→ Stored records
┄┄┄┄┄┄┄┄┄┄
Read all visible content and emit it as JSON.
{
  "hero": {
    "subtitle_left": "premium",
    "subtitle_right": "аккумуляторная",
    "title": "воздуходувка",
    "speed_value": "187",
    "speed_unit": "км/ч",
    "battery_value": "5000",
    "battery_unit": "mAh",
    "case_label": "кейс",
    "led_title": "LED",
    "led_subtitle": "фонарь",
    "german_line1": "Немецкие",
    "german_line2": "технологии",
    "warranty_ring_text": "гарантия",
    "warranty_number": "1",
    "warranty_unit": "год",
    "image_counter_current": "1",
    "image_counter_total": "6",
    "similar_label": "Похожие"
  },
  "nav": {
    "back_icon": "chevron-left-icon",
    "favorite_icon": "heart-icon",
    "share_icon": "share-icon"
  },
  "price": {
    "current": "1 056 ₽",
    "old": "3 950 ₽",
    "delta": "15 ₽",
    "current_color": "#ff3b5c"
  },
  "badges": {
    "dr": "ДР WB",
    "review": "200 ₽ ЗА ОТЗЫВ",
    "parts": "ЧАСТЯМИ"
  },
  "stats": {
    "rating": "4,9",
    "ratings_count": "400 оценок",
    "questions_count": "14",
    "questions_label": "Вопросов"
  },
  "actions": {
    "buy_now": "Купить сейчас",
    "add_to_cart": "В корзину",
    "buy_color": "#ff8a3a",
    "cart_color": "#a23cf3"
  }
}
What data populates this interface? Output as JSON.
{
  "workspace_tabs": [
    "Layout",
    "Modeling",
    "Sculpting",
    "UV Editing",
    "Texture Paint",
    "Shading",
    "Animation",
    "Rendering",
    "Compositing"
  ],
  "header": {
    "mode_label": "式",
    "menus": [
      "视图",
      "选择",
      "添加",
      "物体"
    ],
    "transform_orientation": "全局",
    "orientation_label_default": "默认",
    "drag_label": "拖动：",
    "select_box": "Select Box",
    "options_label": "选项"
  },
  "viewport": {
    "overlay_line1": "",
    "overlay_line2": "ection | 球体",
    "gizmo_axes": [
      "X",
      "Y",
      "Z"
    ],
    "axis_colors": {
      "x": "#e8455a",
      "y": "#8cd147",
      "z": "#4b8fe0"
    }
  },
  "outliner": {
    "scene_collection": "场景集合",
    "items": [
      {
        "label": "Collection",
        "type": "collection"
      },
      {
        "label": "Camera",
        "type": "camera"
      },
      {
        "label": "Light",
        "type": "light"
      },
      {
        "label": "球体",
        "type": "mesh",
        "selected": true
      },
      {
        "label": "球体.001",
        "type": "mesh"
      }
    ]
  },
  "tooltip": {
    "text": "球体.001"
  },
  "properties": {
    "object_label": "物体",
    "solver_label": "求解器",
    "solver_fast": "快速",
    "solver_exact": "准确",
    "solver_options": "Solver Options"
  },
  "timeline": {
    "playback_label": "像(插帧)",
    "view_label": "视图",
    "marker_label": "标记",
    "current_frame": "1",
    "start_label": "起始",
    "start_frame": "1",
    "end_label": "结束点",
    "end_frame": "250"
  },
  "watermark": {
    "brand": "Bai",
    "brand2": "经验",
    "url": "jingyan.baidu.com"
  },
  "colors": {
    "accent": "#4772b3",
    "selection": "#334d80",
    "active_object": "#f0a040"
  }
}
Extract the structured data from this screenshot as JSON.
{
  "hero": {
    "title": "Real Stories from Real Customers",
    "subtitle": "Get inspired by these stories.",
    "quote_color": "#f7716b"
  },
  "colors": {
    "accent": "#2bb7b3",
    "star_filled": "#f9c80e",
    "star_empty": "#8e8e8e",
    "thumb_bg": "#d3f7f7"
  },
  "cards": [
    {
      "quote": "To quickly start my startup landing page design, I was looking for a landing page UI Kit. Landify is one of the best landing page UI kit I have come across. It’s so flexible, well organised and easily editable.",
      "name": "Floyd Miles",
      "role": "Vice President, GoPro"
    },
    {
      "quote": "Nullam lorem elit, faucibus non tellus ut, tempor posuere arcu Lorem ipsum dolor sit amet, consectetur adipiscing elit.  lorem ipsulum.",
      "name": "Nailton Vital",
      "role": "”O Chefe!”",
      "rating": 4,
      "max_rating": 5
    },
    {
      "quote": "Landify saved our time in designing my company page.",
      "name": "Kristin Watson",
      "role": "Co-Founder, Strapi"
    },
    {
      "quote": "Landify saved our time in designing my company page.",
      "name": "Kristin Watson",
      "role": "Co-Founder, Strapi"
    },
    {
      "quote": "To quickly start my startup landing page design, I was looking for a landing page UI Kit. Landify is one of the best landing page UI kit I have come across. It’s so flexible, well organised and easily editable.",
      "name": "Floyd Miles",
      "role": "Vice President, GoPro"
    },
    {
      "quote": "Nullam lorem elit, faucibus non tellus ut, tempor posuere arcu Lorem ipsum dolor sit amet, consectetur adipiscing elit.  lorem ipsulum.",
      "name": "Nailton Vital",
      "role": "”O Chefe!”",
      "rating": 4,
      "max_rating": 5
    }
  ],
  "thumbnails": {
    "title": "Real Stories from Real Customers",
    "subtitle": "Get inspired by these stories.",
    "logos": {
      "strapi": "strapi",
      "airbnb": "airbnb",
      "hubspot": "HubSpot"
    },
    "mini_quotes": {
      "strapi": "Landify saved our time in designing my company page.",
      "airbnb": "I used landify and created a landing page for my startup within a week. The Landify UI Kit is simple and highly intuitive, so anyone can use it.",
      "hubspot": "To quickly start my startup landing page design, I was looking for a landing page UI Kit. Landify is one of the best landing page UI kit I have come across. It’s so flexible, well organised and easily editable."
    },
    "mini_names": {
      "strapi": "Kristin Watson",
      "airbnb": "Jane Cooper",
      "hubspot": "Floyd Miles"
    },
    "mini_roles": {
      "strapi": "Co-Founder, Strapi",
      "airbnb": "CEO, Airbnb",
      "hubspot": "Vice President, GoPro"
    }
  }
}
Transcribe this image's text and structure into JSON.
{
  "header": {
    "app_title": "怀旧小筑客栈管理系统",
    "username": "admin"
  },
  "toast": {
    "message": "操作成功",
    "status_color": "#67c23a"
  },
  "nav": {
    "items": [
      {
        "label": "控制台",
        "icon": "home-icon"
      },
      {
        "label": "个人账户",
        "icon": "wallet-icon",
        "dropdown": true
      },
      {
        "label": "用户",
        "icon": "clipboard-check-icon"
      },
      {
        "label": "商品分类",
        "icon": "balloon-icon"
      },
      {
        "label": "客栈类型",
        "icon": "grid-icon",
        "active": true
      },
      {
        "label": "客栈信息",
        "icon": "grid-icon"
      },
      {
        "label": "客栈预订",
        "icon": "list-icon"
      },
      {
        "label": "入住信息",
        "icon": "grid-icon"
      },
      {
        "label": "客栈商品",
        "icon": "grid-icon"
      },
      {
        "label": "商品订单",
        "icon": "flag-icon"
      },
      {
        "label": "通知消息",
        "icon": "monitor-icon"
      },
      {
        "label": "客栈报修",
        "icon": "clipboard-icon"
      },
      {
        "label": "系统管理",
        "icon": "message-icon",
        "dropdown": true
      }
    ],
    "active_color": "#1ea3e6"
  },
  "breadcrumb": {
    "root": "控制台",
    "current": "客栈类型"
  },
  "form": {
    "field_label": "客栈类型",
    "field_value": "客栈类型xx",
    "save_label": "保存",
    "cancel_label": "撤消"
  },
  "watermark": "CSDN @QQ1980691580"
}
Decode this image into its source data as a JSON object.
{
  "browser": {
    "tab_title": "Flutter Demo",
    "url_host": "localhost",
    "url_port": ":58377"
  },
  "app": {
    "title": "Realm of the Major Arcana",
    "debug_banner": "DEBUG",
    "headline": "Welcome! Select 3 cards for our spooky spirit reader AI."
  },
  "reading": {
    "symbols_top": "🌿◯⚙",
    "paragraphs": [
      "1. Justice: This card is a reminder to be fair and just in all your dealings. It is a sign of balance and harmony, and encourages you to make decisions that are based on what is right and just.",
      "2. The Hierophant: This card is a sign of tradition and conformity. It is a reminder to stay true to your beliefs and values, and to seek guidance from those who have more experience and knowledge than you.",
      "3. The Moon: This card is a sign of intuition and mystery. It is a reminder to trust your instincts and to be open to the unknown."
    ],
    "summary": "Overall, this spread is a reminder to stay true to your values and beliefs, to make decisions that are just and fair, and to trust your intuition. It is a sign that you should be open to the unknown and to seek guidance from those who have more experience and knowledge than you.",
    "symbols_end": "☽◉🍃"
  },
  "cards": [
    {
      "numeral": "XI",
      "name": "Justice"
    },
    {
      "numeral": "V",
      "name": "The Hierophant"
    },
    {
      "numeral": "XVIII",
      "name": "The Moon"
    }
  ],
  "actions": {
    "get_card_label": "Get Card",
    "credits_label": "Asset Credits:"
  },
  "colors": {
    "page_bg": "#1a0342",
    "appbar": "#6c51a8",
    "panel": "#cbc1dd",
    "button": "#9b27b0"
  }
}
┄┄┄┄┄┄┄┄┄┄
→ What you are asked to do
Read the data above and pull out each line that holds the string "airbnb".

→ Task response
      "airbnb": "airbnb",
      "airbnb": "I used landify and created a landing page for my startup within a week. The Landify UI Kit is simple and highly intuitive, so anyone can use it.",
      "airbnb": "Jane Cooper",
      "airbnb": "CEO, Airbnb",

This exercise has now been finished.